Whether or not is was due to a close look at 2016’s inaugural organisational and logistical issues (attempting to control the flow of two million spectators along the major roadways of central London), the 2018 edition of the London Lumiere festival was a much less fraught and frustrating experience (although I suspect the inclement weather was the greatest contributing factor for the much more muted response). It also helped enormously that there were fewer small-scale installations (no pieces situated in window units or along narrow passageways, impossible to be viewed properly) and a firm resolution to expand the parameters of the event into the surrounding neighbourhoods of Fitzrovia and Bloomsbury, easing the strain on the Piccadilly and Mayfair corridor, as well as staging a more extensive programme in King’s Cross than previously, and even leaping across the river to the Southbank (a trippy triangular walkway reacted sonically and visually to the public’s passage through it).The two most outstanding works were both located in this latter area: Daan Roosegaarde’s Waterlicht, which immersed crowds gathered in Granery Square in an overhead virtual flood of dry ice and coloured light, meant to evoke thoughts of climate change and ensuing chaos, but which I suspect was mostly enjoyed as pure sensation (the wind wreaked exquisite dramatic havoc with the waves) ; and Architecture Social Club’s (with Max Cooper) Aether, a true product of the collaboration between science and art, a raised box figure of metal coils onto which were projected a computational scheme of geometrical laser light patterns, in sequence with a bespoke and hypnotic orchestrated soundtrack, struck at a most primal level of emotion. Remi Bebawi’s Entre les Rangs invited an audience to stroll through a field of shimmering, reflective flower constructions in constant colour change, and Tilt’s Lampounette, a series of oversize office desk lamps, playfully commented on the emerging tech identity of King’s Cross. In central London, elegant, detailed light projections animated the facades of Regent Street buildings (a pair of Matisse lovers in a choreographed sway of heady romance decorated the courtyard of the Royal Academy), a pulsing orb of psychedelia adorned the Oxford Circus crossway, flamingoes promenaded through the streets of Chinatown, Leicester Square morphed into an hallucinatory garden of wild flora and fauna, St James’s Square wound its trees in an awe-inspiring spectrum of luminescent string, resonant raindrops crashed with visual fury onto the ground beneath a grove of saplings in Fitzrovia, light flicked along a spiral of wire in a Mayfair park, like an evanescent rage of fireflies, a silver bird surveyed Berkeley Square. The scale of the pieces overall seemed less grand than the first go-round, quieter somehow, and the route more surmountable and easily negotiated.

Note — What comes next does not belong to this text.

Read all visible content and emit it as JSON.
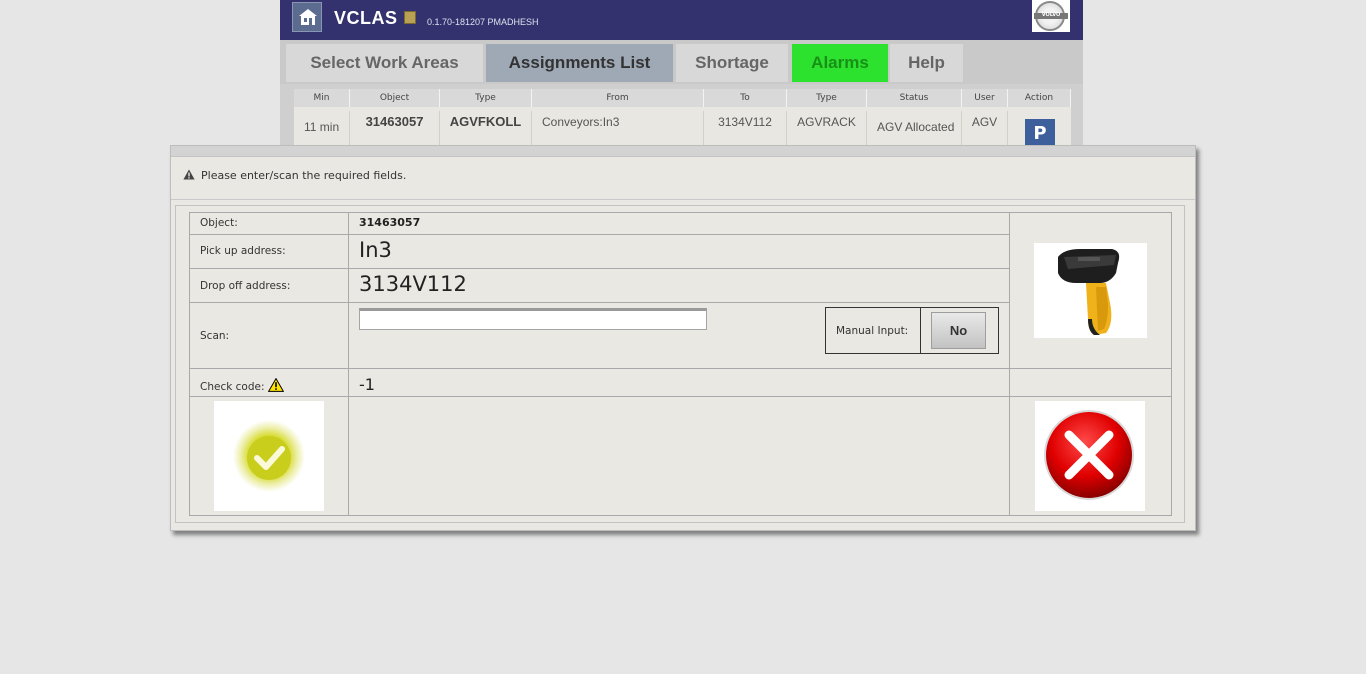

Over at the Winter Lights event at Canary Wharf, a sedateness ruled, a more contemplative mood evoked. A “singing garden” of flashing light was wed to a dulcet soundtrack, a prismatic bauble invited small groups inside to bathe in its reflected pools of colour, a revolving circle of light over a plaza fountain cast tender shadows of itself in the water, rows of spinning platforms (at first glance appearing to levitate) moved in wave-like motions, suggesting transmissions of light and sound to distant planets, translucent pods with spinning motors whirled like particularly excited water drops, and animated squiggles at the base of a wall indicated a virtual pond side. The most impressive piece called for an individual interaction (via an EEG headset) with a tunnel of LED tubes which react with each participant’s personal brain waves and thought patterns, creating an unique light and sound show. Quite a few of the works were interactive in nature, and a fair amount located indoors in the lower levels of the new Crossrail station, content to be more traditional wall-mounted pieces. After the necessary grand efforts of London Lumiere, this more intimately arranged show was the perfect contrast.
Being more visually active pieces, I mostly shot video footage, all of which can be viewed on the Instagram account. In most cases, a mere image cannot provide a true or resonant account of the experience.